[Illustrations, footnotes and references available in PDF version]
Climate models have long suggested that the intensity and frequency of hurricanes or tropical cyclones (TCs) may be significantly increased in response to global warming, as noted by Free et al. (2004), who have written that "increases in hurricane intensity are expected to result from increases in sea surface temperature and decreases in tropopause-level temperature accompanying greenhouse warming," citing in support of this statement the studies of Emanuel (1987), Henderson-Sellers et al. (1998) and Knutson et al. (1998). Before accepting this climate-model-based projection, however, it is important to see what the world of nature has to say about the issue.
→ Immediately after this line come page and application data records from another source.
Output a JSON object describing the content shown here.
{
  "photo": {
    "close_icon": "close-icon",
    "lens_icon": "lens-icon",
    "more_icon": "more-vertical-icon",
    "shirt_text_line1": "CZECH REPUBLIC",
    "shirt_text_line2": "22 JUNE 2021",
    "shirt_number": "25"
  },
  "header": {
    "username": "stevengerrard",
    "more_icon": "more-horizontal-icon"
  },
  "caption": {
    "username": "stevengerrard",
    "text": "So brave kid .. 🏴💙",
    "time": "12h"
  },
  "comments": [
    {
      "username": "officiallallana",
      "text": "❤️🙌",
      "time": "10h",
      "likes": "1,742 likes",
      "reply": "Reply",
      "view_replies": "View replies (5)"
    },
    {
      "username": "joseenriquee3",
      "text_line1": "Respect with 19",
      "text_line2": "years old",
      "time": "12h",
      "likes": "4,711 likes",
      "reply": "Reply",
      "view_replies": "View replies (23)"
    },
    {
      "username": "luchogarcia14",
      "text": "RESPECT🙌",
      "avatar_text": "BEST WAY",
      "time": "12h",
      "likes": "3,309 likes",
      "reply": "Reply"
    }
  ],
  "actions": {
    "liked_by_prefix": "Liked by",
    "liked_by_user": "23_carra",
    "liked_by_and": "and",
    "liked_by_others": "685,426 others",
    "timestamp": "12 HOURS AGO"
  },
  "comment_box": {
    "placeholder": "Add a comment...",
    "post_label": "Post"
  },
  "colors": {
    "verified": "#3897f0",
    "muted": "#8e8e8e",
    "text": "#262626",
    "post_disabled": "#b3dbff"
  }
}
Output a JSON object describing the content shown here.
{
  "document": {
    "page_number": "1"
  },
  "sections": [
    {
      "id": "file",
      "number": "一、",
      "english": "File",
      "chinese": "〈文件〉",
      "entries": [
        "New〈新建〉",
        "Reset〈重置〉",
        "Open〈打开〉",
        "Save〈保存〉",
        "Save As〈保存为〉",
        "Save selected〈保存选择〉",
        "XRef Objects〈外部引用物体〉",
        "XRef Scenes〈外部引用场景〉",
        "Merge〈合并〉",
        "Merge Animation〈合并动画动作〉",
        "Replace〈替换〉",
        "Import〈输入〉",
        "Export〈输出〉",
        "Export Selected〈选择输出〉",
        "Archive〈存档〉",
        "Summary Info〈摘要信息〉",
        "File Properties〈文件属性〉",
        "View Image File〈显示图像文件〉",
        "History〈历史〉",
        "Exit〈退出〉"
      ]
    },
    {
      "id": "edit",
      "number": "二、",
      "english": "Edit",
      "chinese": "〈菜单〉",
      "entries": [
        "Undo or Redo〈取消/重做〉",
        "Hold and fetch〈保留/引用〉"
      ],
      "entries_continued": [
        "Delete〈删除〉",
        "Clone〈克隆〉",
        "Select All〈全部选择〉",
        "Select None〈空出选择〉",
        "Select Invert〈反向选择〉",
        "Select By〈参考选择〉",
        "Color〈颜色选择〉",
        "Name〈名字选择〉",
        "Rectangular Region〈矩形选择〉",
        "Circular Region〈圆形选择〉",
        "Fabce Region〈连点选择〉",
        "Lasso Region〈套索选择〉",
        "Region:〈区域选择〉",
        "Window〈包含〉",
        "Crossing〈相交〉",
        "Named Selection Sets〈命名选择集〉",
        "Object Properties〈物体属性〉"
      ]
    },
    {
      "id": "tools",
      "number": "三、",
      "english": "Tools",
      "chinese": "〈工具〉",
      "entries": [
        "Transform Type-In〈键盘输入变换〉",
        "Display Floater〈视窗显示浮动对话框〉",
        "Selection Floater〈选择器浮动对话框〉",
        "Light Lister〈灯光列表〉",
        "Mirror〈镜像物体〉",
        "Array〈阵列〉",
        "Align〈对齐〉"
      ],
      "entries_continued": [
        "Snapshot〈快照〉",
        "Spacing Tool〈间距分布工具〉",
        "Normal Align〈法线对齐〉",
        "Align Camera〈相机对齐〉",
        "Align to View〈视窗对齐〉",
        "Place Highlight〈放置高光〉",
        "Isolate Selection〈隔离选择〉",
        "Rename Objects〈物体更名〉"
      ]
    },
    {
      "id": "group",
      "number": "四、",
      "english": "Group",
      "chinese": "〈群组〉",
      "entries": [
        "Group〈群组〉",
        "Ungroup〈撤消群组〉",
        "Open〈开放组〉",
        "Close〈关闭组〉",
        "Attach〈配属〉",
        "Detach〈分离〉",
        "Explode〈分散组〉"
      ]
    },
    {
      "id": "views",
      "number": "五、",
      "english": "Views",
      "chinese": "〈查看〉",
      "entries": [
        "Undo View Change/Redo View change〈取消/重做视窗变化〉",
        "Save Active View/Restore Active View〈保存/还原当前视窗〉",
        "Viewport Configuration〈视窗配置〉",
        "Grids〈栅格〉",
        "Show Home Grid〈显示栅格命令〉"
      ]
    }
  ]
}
Truly, something yet unknown has orchestrated the ebbing and flowing of global tropical cyclone activity over the last 5,000 years. hat we do know, however, is that it has not been changes in the atmosphere's CO2 concentration, which has remained quite stable over this entire period ... except for the past 100 years, when it has risen substantially, but without any demonstrable change in global tropical cyclone activity. Hence, there is no compelling reason to believe that any further increase in the air's CO2 content will have any significant impact on these destructive storms.